___ EXERCISE DATA

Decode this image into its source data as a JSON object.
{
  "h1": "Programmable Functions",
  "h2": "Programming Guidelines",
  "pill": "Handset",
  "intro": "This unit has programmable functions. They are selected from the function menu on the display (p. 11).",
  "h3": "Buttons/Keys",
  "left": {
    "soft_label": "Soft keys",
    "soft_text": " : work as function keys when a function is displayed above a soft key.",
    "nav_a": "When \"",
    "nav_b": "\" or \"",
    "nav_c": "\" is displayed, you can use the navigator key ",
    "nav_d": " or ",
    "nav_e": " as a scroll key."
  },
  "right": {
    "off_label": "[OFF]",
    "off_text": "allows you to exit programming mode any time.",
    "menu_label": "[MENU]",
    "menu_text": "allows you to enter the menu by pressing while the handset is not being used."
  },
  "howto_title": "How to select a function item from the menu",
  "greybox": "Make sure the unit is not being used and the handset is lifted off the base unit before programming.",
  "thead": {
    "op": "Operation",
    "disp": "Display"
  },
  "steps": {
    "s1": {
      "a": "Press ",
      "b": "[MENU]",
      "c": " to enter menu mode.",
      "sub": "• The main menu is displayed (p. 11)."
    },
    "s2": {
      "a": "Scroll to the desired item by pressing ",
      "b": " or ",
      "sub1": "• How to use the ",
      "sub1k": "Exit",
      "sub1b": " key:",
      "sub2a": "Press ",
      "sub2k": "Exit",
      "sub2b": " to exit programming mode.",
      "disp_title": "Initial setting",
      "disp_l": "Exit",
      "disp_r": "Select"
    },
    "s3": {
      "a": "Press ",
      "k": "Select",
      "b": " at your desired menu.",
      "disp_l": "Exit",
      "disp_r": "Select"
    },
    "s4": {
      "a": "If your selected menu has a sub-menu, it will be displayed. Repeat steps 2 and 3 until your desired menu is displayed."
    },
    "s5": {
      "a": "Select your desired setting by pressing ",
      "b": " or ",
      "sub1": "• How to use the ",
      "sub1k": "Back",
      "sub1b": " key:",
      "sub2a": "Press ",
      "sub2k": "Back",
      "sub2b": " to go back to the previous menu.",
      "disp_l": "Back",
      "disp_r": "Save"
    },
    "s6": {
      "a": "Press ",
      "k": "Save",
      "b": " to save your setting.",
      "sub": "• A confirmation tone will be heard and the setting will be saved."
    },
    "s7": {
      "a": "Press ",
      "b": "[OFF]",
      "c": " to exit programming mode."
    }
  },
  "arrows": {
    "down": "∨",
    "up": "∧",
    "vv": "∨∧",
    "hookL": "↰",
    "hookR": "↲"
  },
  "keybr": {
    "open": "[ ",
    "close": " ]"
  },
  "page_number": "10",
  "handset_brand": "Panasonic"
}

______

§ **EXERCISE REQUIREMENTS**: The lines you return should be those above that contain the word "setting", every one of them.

§ **TASK OUTPUT**:
      "disp_title": "Initial setting",
      "a": "Select your desired setting by pressing ",
      "b": " to save your setting.",
      "sub": "• A confirmation tone will be heard and the setting will be saved."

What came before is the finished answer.